Production of foodgrain, that is, cereals and pulses, has been rising in India, from an average of 65 million tonnes in the fifties to 211 million tonnes in the 2000s. Foodgrain yield rose from 606 kg/hectare to 1,731 kg/hectare. In 2008, India ranked third in cereal production, after China and the US, and first in pulses production. In 2008-09, the top three states producing rice were West Bengal, Andhra Pradesh and Uttar Pradesh; top wheat producers were Uttar Pradesh, Punjab and Haryana; top producers of coarse cereals were Rajasthan, Karnataka and Maharashtra; and pulses production was highest in Madhya Pradesh, Uttar Pradesh and Rajasthan.
Despite the rise in production and yields, the high demand from a growing population has led to a situation in which per capita net availability (which includes net imports) peaked for cereals in the nineties and has steadily been dropping for pulses since the fifties. Raising foodgrain yield is, therefore, a key element to ensure food sufficiency in the long term.
Taking the period 2004-05 to 2008-09, the latest five years for which the data are available with the department of agriculture, Punjab and Haryana continue to reign at the top of the ranking, with yields much more than 3,000 kg/hectare, compared to the national average of 1,873 kg/hectare. At the other end, there are ten states with a yield less than 1,500 kg/hectare — these are Bihar, Jharkhand, Assam, Orissa, Sikkim, Arunachal Pradesh, Madhya Pradesh, Mizoram, Chhattisgarh and Maharashtra. Maharashtra, in fact, is the only state with average foodgrain yield less than 1,000 kg/hectare in these years.(Click for FOOD FACTS)

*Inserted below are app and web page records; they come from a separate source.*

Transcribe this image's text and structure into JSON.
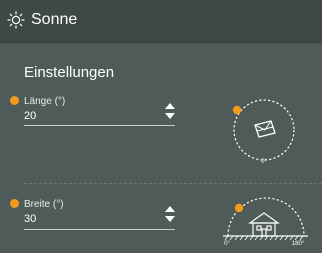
{
  "header": {
    "title": "Sonne",
    "icon": "sun-icon"
  },
  "section": {
    "title": "Einstellungen"
  },
  "fields": [
    {
      "label": "Länge (°)",
      "value": "20",
      "accent": "#f39c1a"
    },
    {
      "label": "Breite (°)",
      "value": "30",
      "accent": "#f39c1a"
    }
  ],
  "diagrams": {
    "longitude": {
      "zero_label": "0°"
    },
    "latitude": {
      "left_label": "0°",
      "right_label": "180°"
    }
  },
  "colors": {
    "background": "#4f5b59",
    "header": "#3e4846",
    "accent": "#f39c1a"
  }
}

If we compare the average foodgrain yield across two five-year periods, 1999-2000 to 2003-04 and 2004-05 and 2008-09, we find that yields have dropped in Punjab by close to 400 kg/hectare, a disturbing trend for the “Food Bowl of India”. Mizoram is the only state to show an even sharper drop, with average foodgrain yield falling by more than 700 kg/hectare and has recently launched a programme to end “jhum” cultivation, shifting to permanent farming to stem this decline. The state with the highest improvement in yields over these periods is Rajasthan, by more than 600 kg/hectare, while Andhra Pradesh, Karnataka and Gujarat are the other three large states to have improved foodgrain yields by more than 300 kg/hectare. Even though Maharashtra had the lowest foodgrain yield in both these periods, there has been an increase of about 120 kg/hectare over time. Chhattisgarh, with the second lowest foodgrain yield, registered a more significant increase of around 200 kg per hectare.
Apart from the fact that the area under foodgrain has been falling since the eighties, there are many other crucial concerns to address. As the Report of the Working Group on Crop Husbandry, Agricultural Inputs, Demand and Supply Projections and Agricultural Statistics for the 11th Five Year Plan (2007-12) put it, “...technology fatigue, soil fatigue, declining fertiliser response rate, depleting water resources, irrigation potential and capital stock and agro-climatic aberrations.” Therefore, solutions to resolve these issues have to be put in place in all states to achieve foodgrain self-sufficiency.
million hectares Average
million tonnes Average
1950-51 to 1959-60 108 65 606
1960-61 to 1969-70 118 85 718
1970-71 to 79-80 125 112 892
1980-81 to 89-90 127 147 1,156
1990-91 to 99-00 124 189 1,525
2000-01 to 2009-10 121 211 1,731
Source: Estimates from Agricultural Statistics 2010, Department of Agriculture and Cooperation
Per capita net availability
(grammes per day)
1951-60 366 66
1961-70 393 55
1971-80 396 43
1981-90 395 37
1991-2000 440 36
2001-2008 408 34
Source: Economic Survey 2009-10;
2008 figures provisional
Indian States Development Scorecard is a weekly feature by Indicus Analytics that focuses on the progress in India and the states across various socio-economic parameters